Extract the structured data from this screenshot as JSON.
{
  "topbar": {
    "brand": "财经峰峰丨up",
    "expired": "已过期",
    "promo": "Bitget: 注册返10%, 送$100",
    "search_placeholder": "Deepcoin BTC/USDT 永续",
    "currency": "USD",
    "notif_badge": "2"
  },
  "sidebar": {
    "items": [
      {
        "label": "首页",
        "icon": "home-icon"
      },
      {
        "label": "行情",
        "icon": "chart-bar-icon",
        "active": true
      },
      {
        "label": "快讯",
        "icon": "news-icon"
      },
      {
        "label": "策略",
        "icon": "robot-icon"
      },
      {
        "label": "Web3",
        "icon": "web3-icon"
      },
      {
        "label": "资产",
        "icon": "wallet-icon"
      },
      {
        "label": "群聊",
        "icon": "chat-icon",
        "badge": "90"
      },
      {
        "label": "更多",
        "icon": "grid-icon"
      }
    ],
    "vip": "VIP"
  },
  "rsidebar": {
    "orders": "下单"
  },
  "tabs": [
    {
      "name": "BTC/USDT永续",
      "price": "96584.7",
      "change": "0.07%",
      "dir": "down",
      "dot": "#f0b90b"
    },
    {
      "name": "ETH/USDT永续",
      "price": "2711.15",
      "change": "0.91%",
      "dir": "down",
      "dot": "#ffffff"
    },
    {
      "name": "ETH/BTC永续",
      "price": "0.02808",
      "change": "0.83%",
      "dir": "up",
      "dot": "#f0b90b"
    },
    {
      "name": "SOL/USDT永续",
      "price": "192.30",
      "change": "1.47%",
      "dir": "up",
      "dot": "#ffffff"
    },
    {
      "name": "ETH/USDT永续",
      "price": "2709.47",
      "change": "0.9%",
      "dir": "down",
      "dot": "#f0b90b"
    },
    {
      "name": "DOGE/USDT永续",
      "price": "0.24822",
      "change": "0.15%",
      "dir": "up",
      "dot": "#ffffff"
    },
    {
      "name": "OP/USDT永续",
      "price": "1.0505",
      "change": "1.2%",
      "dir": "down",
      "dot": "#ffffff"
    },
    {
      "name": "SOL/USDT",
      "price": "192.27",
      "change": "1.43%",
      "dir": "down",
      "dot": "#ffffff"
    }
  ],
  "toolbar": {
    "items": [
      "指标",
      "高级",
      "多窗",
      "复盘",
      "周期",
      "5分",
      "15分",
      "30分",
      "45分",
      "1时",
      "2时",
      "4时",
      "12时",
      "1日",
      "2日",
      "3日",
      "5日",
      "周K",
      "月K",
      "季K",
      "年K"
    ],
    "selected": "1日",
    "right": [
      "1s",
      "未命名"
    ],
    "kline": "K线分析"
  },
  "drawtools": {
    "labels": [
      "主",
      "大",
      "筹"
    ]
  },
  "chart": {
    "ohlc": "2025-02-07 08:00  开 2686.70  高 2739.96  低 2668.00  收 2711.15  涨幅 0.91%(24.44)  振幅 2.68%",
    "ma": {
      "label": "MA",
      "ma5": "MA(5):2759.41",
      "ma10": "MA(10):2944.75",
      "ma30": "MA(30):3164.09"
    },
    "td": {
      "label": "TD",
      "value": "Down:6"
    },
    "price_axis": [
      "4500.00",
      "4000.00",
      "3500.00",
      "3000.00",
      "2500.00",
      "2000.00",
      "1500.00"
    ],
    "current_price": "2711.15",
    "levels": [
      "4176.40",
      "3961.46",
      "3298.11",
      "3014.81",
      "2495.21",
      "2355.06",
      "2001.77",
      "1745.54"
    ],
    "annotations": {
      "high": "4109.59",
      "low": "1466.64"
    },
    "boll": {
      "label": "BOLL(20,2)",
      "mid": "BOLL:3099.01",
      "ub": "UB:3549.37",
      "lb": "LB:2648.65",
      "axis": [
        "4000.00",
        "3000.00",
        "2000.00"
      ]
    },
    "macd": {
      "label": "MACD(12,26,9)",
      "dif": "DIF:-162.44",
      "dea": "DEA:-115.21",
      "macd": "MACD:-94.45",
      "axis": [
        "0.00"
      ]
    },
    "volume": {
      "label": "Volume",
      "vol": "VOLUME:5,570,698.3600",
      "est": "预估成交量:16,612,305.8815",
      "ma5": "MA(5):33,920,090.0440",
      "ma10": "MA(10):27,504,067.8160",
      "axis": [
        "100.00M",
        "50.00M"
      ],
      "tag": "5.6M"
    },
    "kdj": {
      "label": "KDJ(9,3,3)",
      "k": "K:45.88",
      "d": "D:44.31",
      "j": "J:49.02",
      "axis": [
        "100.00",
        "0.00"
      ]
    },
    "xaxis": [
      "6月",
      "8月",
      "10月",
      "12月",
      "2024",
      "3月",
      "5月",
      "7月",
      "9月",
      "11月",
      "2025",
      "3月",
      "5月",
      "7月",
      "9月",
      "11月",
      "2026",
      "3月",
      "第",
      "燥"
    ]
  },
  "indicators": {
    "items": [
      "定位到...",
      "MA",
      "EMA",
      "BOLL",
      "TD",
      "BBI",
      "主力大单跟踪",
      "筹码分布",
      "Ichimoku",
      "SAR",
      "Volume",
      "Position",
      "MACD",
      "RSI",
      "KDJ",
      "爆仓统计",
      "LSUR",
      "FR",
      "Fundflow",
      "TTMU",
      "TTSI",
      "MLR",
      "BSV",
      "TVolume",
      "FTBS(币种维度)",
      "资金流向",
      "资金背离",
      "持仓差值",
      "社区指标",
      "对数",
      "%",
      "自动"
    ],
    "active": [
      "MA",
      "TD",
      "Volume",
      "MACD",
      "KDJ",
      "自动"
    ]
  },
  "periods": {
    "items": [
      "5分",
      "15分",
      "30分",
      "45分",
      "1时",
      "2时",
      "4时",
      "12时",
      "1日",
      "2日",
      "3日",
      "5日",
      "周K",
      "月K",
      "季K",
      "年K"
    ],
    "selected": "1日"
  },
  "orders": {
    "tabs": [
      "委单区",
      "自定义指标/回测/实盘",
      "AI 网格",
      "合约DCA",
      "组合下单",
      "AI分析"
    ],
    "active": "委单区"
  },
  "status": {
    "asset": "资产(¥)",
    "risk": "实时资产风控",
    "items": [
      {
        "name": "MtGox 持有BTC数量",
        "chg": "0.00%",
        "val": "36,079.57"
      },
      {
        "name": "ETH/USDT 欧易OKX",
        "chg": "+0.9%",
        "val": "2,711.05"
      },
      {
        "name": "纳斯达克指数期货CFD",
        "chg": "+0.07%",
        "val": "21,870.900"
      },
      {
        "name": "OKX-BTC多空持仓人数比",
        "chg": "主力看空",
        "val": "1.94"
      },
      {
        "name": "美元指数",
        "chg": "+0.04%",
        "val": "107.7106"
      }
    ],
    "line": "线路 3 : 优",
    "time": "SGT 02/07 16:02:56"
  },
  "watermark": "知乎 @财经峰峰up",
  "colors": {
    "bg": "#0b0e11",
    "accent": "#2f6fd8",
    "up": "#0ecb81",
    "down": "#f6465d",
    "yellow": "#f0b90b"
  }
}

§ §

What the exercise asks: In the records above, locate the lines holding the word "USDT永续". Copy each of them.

Answer space:
      "name": "BTC/USDT永续",
      "name": "ETH/USDT永续",
      "name": "SOL/USDT永续",
      "name": "ETH/USDT永续",
      "name": "DOGE/USDT永续",
      "name": "OP/USDT永续",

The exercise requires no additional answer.